╭──
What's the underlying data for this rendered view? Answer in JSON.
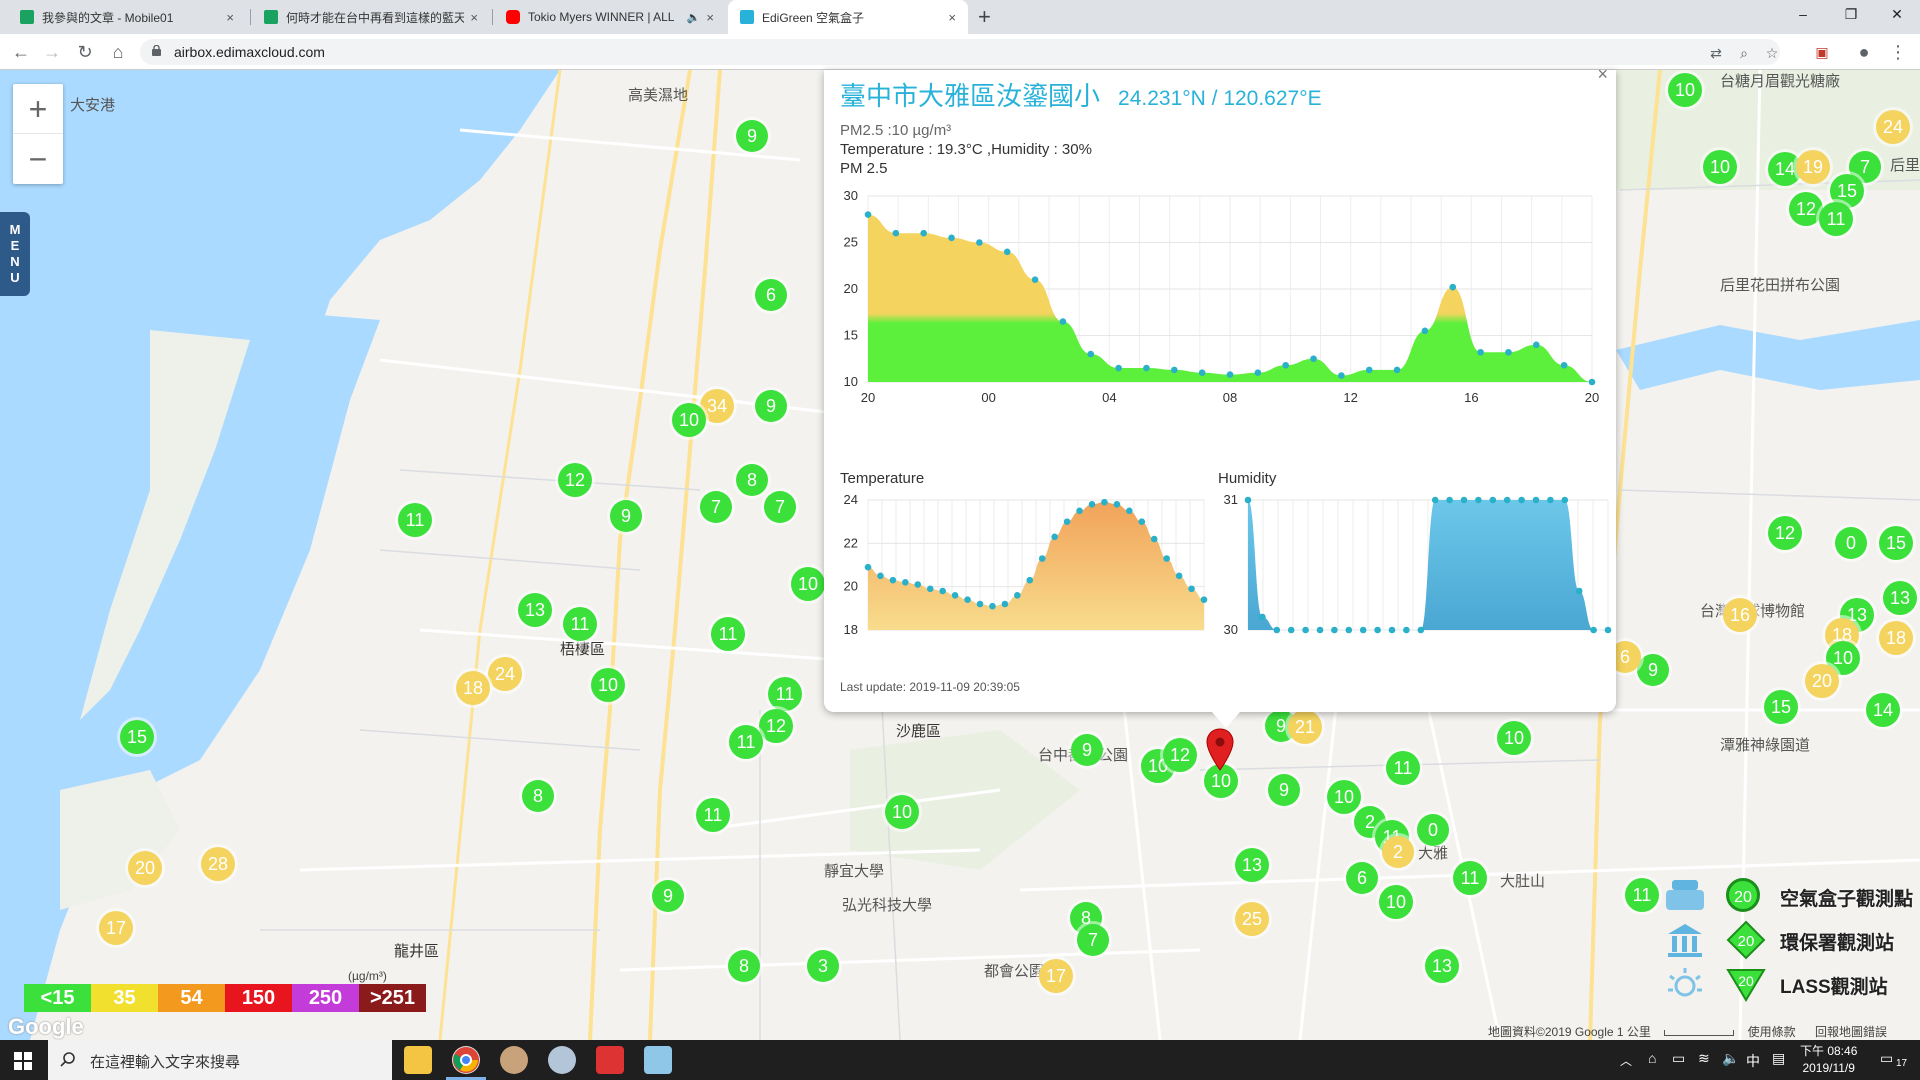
{
  "browser": {
    "tabs": [
      {
        "title": "我參與的文章 - Mobile01",
        "favicon_color": "#1aa260"
      },
      {
        "title": "何時才能在台中再看到這樣的藍天",
        "favicon_color": "#1aa260"
      },
      {
        "title": "Tokio Myers WINNER | ALL",
        "favicon_color": "#ff0000"
      },
      {
        "title": "EdiGreen 空氣盒子",
        "favicon_color": "#29b2d9"
      }
    ],
    "close_glyph": "×",
    "new_tab_glyph": "+",
    "url": "airbox.edimaxcloud.com",
    "window_controls": [
      "–",
      "❐",
      "✕"
    ]
  },
  "map": {
    "zoom_in": "+",
    "zoom_out": "−",
    "menu_label": [
      "M",
      "E",
      "N",
      "U"
    ],
    "places": [
      {
        "label": "高美濕地"
      },
      {
        "label": "梧棲區"
      },
      {
        "label": "沙鹿區"
      },
      {
        "label": "龍井區"
      },
      {
        "label": "大肚山"
      },
      {
        "label": "都會公園"
      },
      {
        "label": "台中都會公園"
      },
      {
        "label": "靜宜大學"
      },
      {
        "label": "弘光科技大學"
      },
      {
        "label": "后里花田拼布公園"
      },
      {
        "label": "潭雅神綠園道"
      },
      {
        "label": "大雅"
      },
      {
        "label": "台糖月眉觀光糖廠"
      },
      {
        "label": "后里"
      },
      {
        "label": "台灣氣球博物館"
      },
      {
        "label": "大安港"
      }
    ],
    "markers": [
      {
        "v": "9",
        "c": "g"
      },
      {
        "v": "6",
        "c": "g"
      },
      {
        "v": "34",
        "c": "y"
      },
      {
        "v": "9",
        "c": "g"
      },
      {
        "v": "10",
        "c": "g"
      },
      {
        "v": "8",
        "c": "g"
      },
      {
        "v": "12",
        "c": "g"
      },
      {
        "v": "7",
        "c": "g"
      },
      {
        "v": "7",
        "c": "g"
      },
      {
        "v": "9",
        "c": "g"
      },
      {
        "v": "11",
        "c": "g"
      },
      {
        "v": "10",
        "c": "g"
      },
      {
        "v": "13",
        "c": "g"
      },
      {
        "v": "11",
        "c": "g"
      },
      {
        "v": "11",
        "c": "g"
      },
      {
        "v": "24",
        "c": "y"
      },
      {
        "v": "18",
        "c": "y"
      },
      {
        "v": "10",
        "c": "g"
      },
      {
        "v": "11",
        "c": "g"
      },
      {
        "v": "12",
        "c": "g"
      },
      {
        "v": "11",
        "c": "g"
      },
      {
        "v": "15",
        "c": "g"
      },
      {
        "v": "8",
        "c": "g"
      },
      {
        "v": "11",
        "c": "g"
      },
      {
        "v": "10",
        "c": "g"
      },
      {
        "v": "9",
        "c": "g"
      },
      {
        "v": "20",
        "c": "y"
      },
      {
        "v": "28",
        "c": "y"
      },
      {
        "v": "17",
        "c": "y"
      },
      {
        "v": "9",
        "c": "g"
      },
      {
        "v": "10",
        "c": "g"
      },
      {
        "v": "9",
        "c": "g"
      },
      {
        "v": "11",
        "c": "g"
      },
      {
        "v": "14",
        "c": "g"
      },
      {
        "v": "10",
        "c": "g"
      },
      {
        "v": "8",
        "c": "g"
      },
      {
        "v": "3",
        "c": "g"
      },
      {
        "v": "8",
        "c": "g"
      },
      {
        "v": "7",
        "c": "g"
      },
      {
        "v": "17",
        "c": "y"
      },
      {
        "v": "12",
        "c": "g"
      },
      {
        "v": "10",
        "c": "g"
      },
      {
        "v": "9",
        "c": "g"
      },
      {
        "v": "21",
        "c": "y"
      },
      {
        "v": "10",
        "c": "g"
      },
      {
        "v": "10",
        "c": "g"
      },
      {
        "v": "2",
        "c": "g"
      },
      {
        "v": "11",
        "c": "g"
      },
      {
        "v": "0",
        "c": "g"
      },
      {
        "v": "2",
        "c": "y"
      },
      {
        "v": "6",
        "c": "g"
      },
      {
        "v": "10",
        "c": "g"
      },
      {
        "v": "11",
        "c": "g"
      },
      {
        "v": "13",
        "c": "g"
      },
      {
        "v": "25",
        "c": "y"
      },
      {
        "v": "13",
        "c": "g"
      },
      {
        "v": "11",
        "c": "g"
      },
      {
        "v": "10",
        "c": "g"
      },
      {
        "v": "10",
        "c": "g"
      },
      {
        "v": "14",
        "c": "g"
      },
      {
        "v": "19",
        "c": "y"
      },
      {
        "v": "7",
        "c": "g"
      },
      {
        "v": "15",
        "c": "g"
      },
      {
        "v": "12",
        "c": "g"
      },
      {
        "v": "11",
        "c": "g"
      },
      {
        "v": "24",
        "c": "y"
      },
      {
        "v": "12",
        "c": "g"
      },
      {
        "v": "0",
        "c": "g"
      },
      {
        "v": "15",
        "c": "g"
      },
      {
        "v": "13",
        "c": "g"
      },
      {
        "v": "16",
        "c": "y"
      },
      {
        "v": "13",
        "c": "g"
      },
      {
        "v": "18",
        "c": "y"
      },
      {
        "v": "10",
        "c": "g"
      },
      {
        "v": "18",
        "c": "y"
      },
      {
        "v": "20",
        "c": "y"
      },
      {
        "v": "9",
        "c": "g"
      },
      {
        "v": "6",
        "c": "y"
      },
      {
        "v": "15",
        "c": "g"
      },
      {
        "v": "14",
        "c": "g"
      },
      {
        "v": "11",
        "c": "g"
      }
    ],
    "legend": [
      {
        "label": "<15",
        "color": "#3be03b"
      },
      {
        "label": "35",
        "color": "#f2e02f"
      },
      {
        "label": "54",
        "color": "#f39a1e"
      },
      {
        "label": "150",
        "color": "#e8141e"
      },
      {
        "label": "250",
        "color": "#c33bd9"
      },
      {
        "label": ">251",
        "color": "#8b1a1a"
      }
    ],
    "legend_unit": "(µg/m³)",
    "google": "Google",
    "station_types": [
      "空氣盒子觀測點",
      "環保署觀測站",
      "LASS觀測站"
    ],
    "station_type_sample": "20",
    "attribution": "地圖資料©2019 Google   1 公里",
    "terms": "使用條款",
    "report": "回報地圖錯誤"
  },
  "popup": {
    "close": "×",
    "title": "臺中市大雅區汝鎏國小",
    "coords": "24.231°N / 120.627°E",
    "pm25_line": "PM2.5 :10 µg/m³",
    "temp_line": "Temperature : 19.3°C ,Humidity : 30%",
    "pm_label": "PM 2.5",
    "temp_label": "Temperature",
    "humid_label": "Humidity",
    "last_update": "Last update: 2019-11-09 20:39:05"
  },
  "chart_data": [
    {
      "type": "area",
      "title": "PM 2.5",
      "x_tick_labels": [
        "20",
        "00",
        "04",
        "08",
        "12",
        "16",
        "20"
      ],
      "ylim": [
        10,
        30
      ],
      "y_ticks": [
        10,
        15,
        20,
        25,
        30
      ],
      "threshold": 17,
      "grid": true,
      "series": [
        {
          "values": [
            28,
            26,
            26,
            25.5,
            25,
            24,
            21,
            16.5,
            13,
            11.5,
            11.5,
            11.3,
            11,
            10.8,
            11,
            11.8,
            12.5,
            10.7,
            11.3,
            11.3,
            15.5,
            20.2,
            13.2,
            13.2,
            14,
            11.8,
            10
          ]
        }
      ]
    },
    {
      "type": "area",
      "title": "Temperature",
      "ylim": [
        18,
        24
      ],
      "y_ticks": [
        18,
        20,
        22,
        24
      ],
      "grid": true,
      "series": [
        {
          "values": [
            20.9,
            20.5,
            20.3,
            20.2,
            20.1,
            19.9,
            19.8,
            19.6,
            19.4,
            19.2,
            19.1,
            19.2,
            19.6,
            20.3,
            21.3,
            22.3,
            23.0,
            23.5,
            23.8,
            23.9,
            23.8,
            23.5,
            23.0,
            22.2,
            21.3,
            20.5,
            19.9,
            19.4
          ]
        }
      ]
    },
    {
      "type": "area",
      "title": "Humidity",
      "ylim": [
        30,
        31
      ],
      "y_ticks": [
        30,
        31
      ],
      "grid": true,
      "series": [
        {
          "values": [
            31,
            30.1,
            30,
            30,
            30,
            30,
            30,
            30,
            30,
            30,
            30,
            30,
            30,
            31,
            31,
            31,
            31,
            31,
            31,
            31,
            31,
            31,
            31,
            30.3,
            30,
            30
          ]
        }
      ]
    }
  ],
  "taskbar": {
    "search_placeholder": "在這裡輸入文字來搜尋",
    "time": "下午 08:46",
    "date": "2019/11/9",
    "ime": "中",
    "notify_count": "17"
  }
}
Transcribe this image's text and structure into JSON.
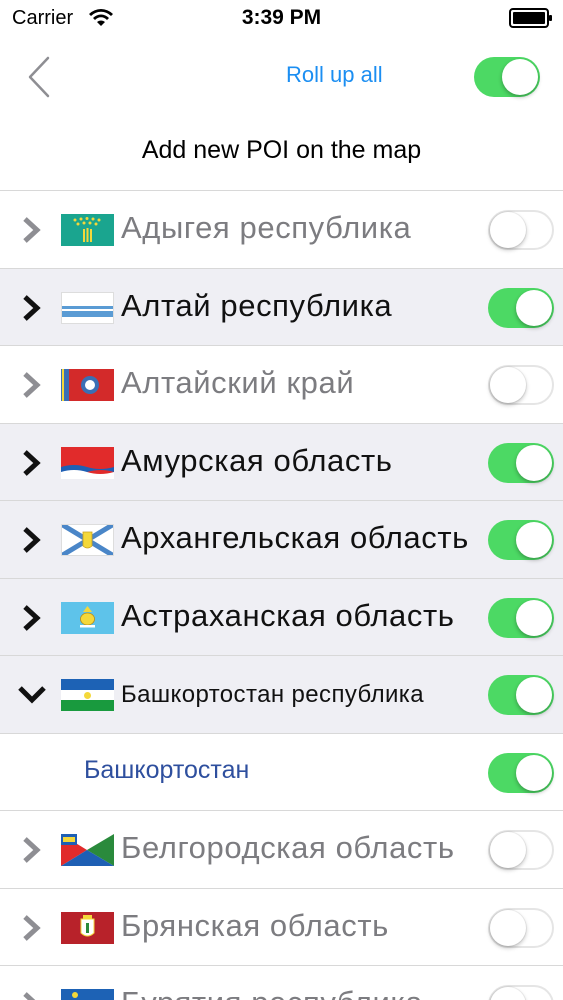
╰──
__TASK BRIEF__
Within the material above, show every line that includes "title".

__RESULT BELOW__
        "title": "我參與的文章 - Mobile01",
        "title": "何時才能在台中再看到這樣的藍天",
        "title": "Tokio Myers WINNER | ALL",
        "title": "EdiGreen 空氣盒子",
    "title": "臺中市大雅區汝鎏國小",
      "title": "PM 2.5",
      "title": "Temperature",
      "title": "Humidity",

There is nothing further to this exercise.